Now let’s do some math. Given the parameters I’ve specified, at a minimum you are guaranteed $100,000 x (1.05)^15 x 0.05 = $10,394 in lifetime income starting at age 70. Of course, you might get (much) more if the roulette wheel governing your subaccounts co-operates, but how much more can only be resolved in Monte Carlo.
The table accompanying this column gives you an indication of what guaranteed income you might expect at the age of 70 with these annual adjustments. According to statistical simulations, recently conducted by one of my ambitious Ph.D. students, Ling-wu Shao, on average you can expect to have a starting income of $17,200 per year — about $7,000 more than the guaranteed amount. Remember that the 17% income stream is an average across many different scenarios.

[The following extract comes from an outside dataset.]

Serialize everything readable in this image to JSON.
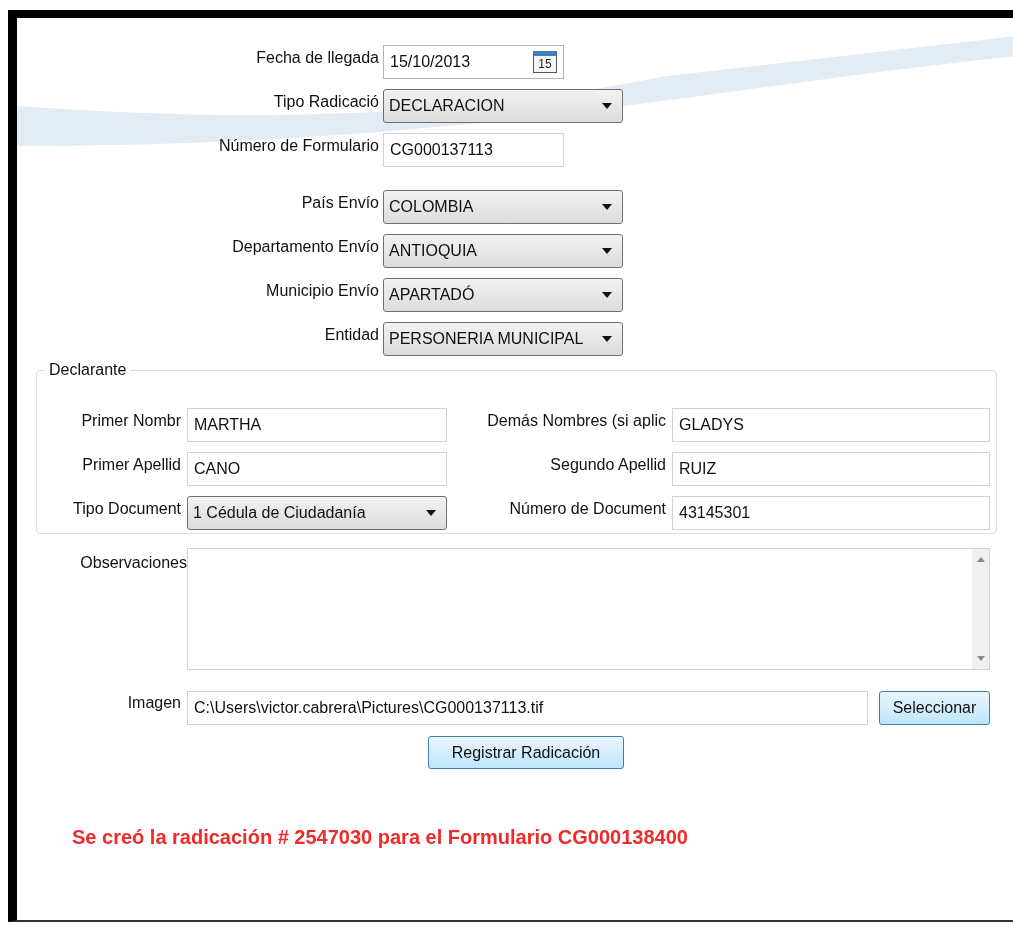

The same statistical simulations indicate that there is a 25% chance you might get $25,700 (or even more) of lifetime income per year. (I call this the “good” scenario to distinguish it from the average.) And in the “bad” scenario, you only get $12,600 — or less — in initial income. You can expect this “bad” scenario 25% of the time. Take a moment to understand this important row in the table, which displays results for the annual adjustments before you move on to the impact of the frequency of adjustments, which is lower down in the table.
Now let’s assume that an aggressive company comes along and offers you the following deal: At the end of every year they will not only credit your guaranteed base 5%, but in addition they will examine the market value of the sub-accounts at the end of each one of the last four calendar quarters. And, if any of those account values are greater than the last year’s guaranteed base, the company will adjust your new guaranteed base to the highest of those four numbers. This is quite different from only looking at the end-of-year value. Needless to say, there is a minor chance that December 31st is the highest day of the year, and hence the appeal of being able to pick the best of September 30th, June 30th or March 31st values.

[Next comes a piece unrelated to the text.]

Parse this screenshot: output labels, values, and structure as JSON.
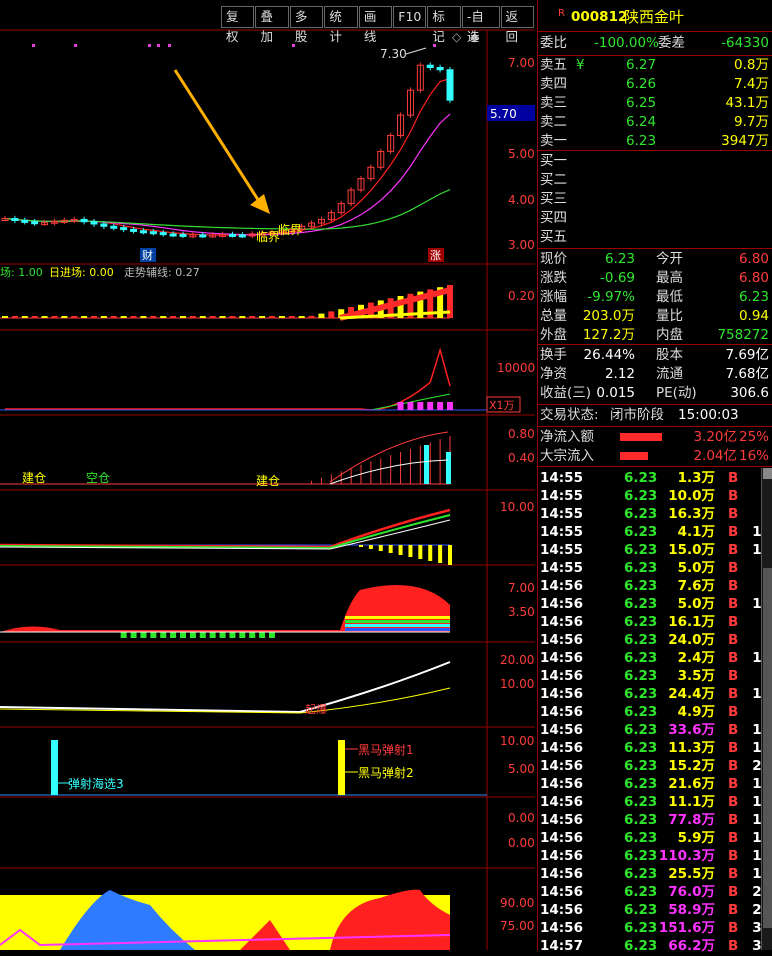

This process is known as a “quarterly adjustment, undertaken annually.” (Some companies actually perform these calculations on a quarterly basis and adjust the guaranteed base four times per year. This is called “stacking”.) Now let’s go further and imagine a situation in which a company looks back to monthly, or even weekly values. It sounds sexy, but what is it worth?